In the summer of 2003, I was standing in my sunroom, holding my six-month-old little boy in my arms, and watching the willow tree in my backyard bend over until it was almost parallel with the ground. In the aftermath of the straight-line wind storm that came to be known as Hurricane Elvis, winds with gusts that topped 100 mph knocked out power to much of the Memphis metropolitan area. Some people were without power for three weeks.
Fast-forward to Memorial Day weekend of 2017, and the as-yet-to-be-named storm (contenders are Return of Elvis and Memphis in Mayhem) followed in Hurricane Elvis’s footsteps. Fortunately, not as many people were impacted, because Elvis had already taken out most of the older, weaker trees. Still, at one point, almost 50% of the local utility company’s customers were without power.
However, while the storms and their impacts were similar, there was one big difference: Social media wasn’t a thing in 2003. In 2017, Memphis Light, Gas, and Water (MLGW) had to work almost as hard on social outreach via Facebook and Twitter as they did on line repair.
And that’s where things went bad. People were getting frustrated with MLGW posts that sometimes referred to “customers without power” and sometimes as “people without power.” Somebody (not an MLGW employee) tried to explain the difference between “number of customers” and “number of people affected,” and things got ugly fast. The poster was actually trying to help MLGW by explaining that an account is associated with an address, and there are often multiple people living at any single address. Unfortunately, an employee who was obviously at his/her wit’s end fired back at the person who was trying to help, claiming that they were accusing MLGW of not seeing customers as people.
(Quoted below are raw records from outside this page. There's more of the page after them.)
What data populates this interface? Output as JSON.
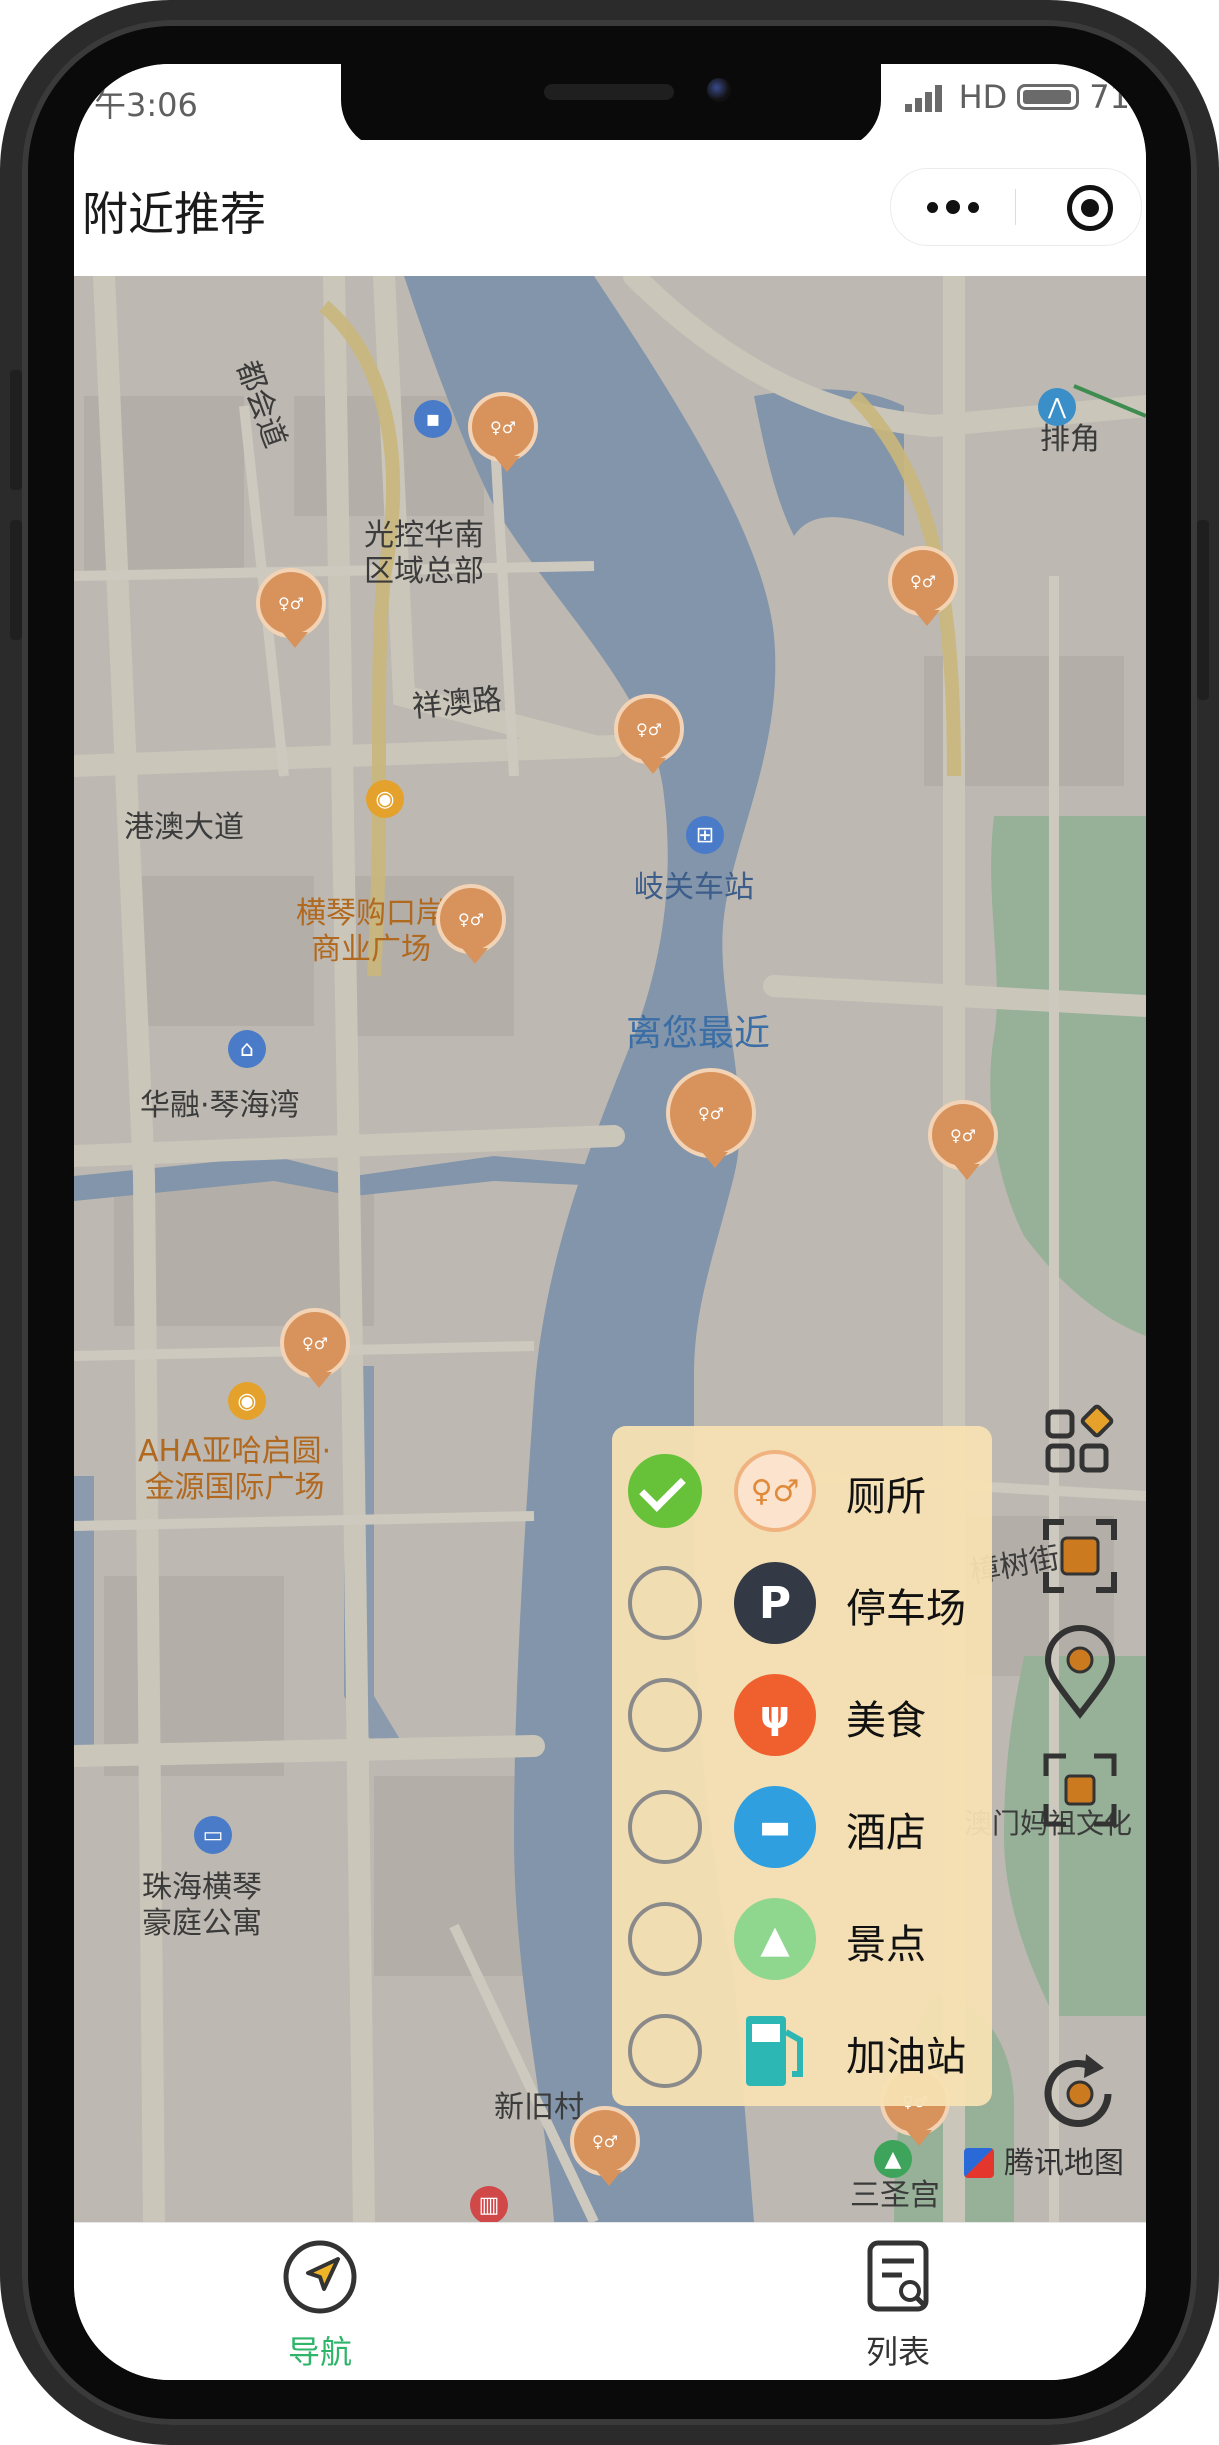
{
  "status_bar": {
    "time": "午3:06",
    "network": "HD",
    "battery": "71"
  },
  "header": {
    "title": "附近推荐"
  },
  "map": {
    "labels": {
      "dugong_road": "都会道",
      "guangkong": "光控华南\n区域总部",
      "xiangao_road": "祥澳路",
      "gangao_avenue": "港澳大道",
      "qiguan_station": "岐关车站",
      "hengqin_port": "横琴购口岸\n商业广场",
      "nearest": "离您最近",
      "huarong": "华融·琴海湾",
      "aha_plaza": "AHA亚哈启圆·\n金源国际广场",
      "zhuhai_court": "珠海横琴\n豪庭公寓",
      "xinjiu_village": "新旧村",
      "sansheng_palace": "三圣宫",
      "tencent_map": "腾讯地图",
      "paijiao": "排角",
      "zhangshu": "樟树街",
      "mazu_temple": "澳门妈祖文化"
    }
  },
  "filter": {
    "items": [
      {
        "label": "厕所",
        "checked": true,
        "icon": "toilet-icon",
        "color": "#f5c9a3"
      },
      {
        "label": "停车场",
        "checked": false,
        "icon": "parking-icon",
        "color": "#333a45"
      },
      {
        "label": "美食",
        "checked": false,
        "icon": "food-icon",
        "color": "#f0602f"
      },
      {
        "label": "酒店",
        "checked": false,
        "icon": "hotel-icon",
        "color": "#2f9fe0"
      },
      {
        "label": "景点",
        "checked": false,
        "icon": "scenic-icon",
        "color": "#8fd68f"
      },
      {
        "label": "加油站",
        "checked": false,
        "icon": "gas-station-icon",
        "color": "#2cb6b4"
      }
    ]
  },
  "tabs": [
    {
      "label": "导航",
      "active": true,
      "icon": "navigation-icon",
      "color": "#2fb56a"
    },
    {
      "label": "列表",
      "active": false,
      "icon": "list-icon",
      "color": "#333333"
    }
  ]
}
First, let me say that I get it. When it’s summer in Memphis (contrary to popular belief, it’s both the heat AND the humidity) and people are without power for days on end, nobody likes the utility company unless the trucks are on their own street. Still, as much as social media gives you a great PR opportunity, it also gives you the opportunity to shoot yourself in the foot. So let’s look at some rules for how NOT to do that:
- Don’t get defensive. When it’s your job to restore power to thousands of hot, sweaty people who are sitting there watching their food spoil, just don’t. When your business — even if it’s due to something that’s out of your control — makes your customers’ lives harder, you’re going to get some snark. Don’t snark back. That projects what politicians refer to as being out of touch. Don’t sit there in your office — which clearly has power — and chastise people for being cranky that their grocery bill for the month is going to double. Take your lumps, whether you think you deserve them or not.
- Stop, breathe, and think. I am grateful every day that the internet wasn’t around when I was a teenager with insufficient impulse control. Not too long ago, people like this unfortunate employee would have encountered barriers that allowed time for common sense to kick in. Those barriers are gone now. But just because you can respond to a comment or Tweet in seconds doesn’t mean you should. In fact, it most likely means you shouldn’t. If your fingers are flying across the keyboard before you’ve even finished reading…step away from the keyboard, pull yourself together, and decide whether you really want to publish whatever it is you were typing.
- Don’t attack your allies. When it seems like everybody is throwing punches, be aware that you’re more likely to inflict friendly fire. The person who posted this particular Tweet was actually trying to help rather than suggesting that the utility company didn’t see customers as people.
- Don’t make excuses. Reasons and explanations are one thing. Excuses, on the other hand, make the implicit suggestion that everyone is expecting too much from you and that you’re the victim. Sure, go ahead and educate people on the problem, how you’re resolving it, and how long it’s going to take. But don’t imply that, once you’ve given your explanation, people should just shut up and be happy.
- Realize that the internet is eternally unforgiving. Because screenshots happen. Even if you delete a message, if it was bad enough, somebody will have taken a screenshot already. It’s not like retrieving a hand-written note off of someone’s desk. Once it’s out there, it takes on a life of its own and can make an already unpleasant situation that much worse. And, while social sharing is is a good goal to have, you don’t want to get it for the wrong reasons.
- Know when you’ve had enough. Crisis management is no fun. Dedication is great, but not when you get to the point that you’re actually doing your company harm. Know when you’re at your limit, and have the courage to say so.
The bottom line about social media in crisis management is that it ain’t about you. If your main goal is to get people to have a better opinion of you, you’re going to mess up. Instead, focus on the people who are affected by whatever crisis you’re managing. A successful social media crisis campaign focuses on your customers. If it doesn’t help them weather the crisis, step away from the keyboard and just keep quiet.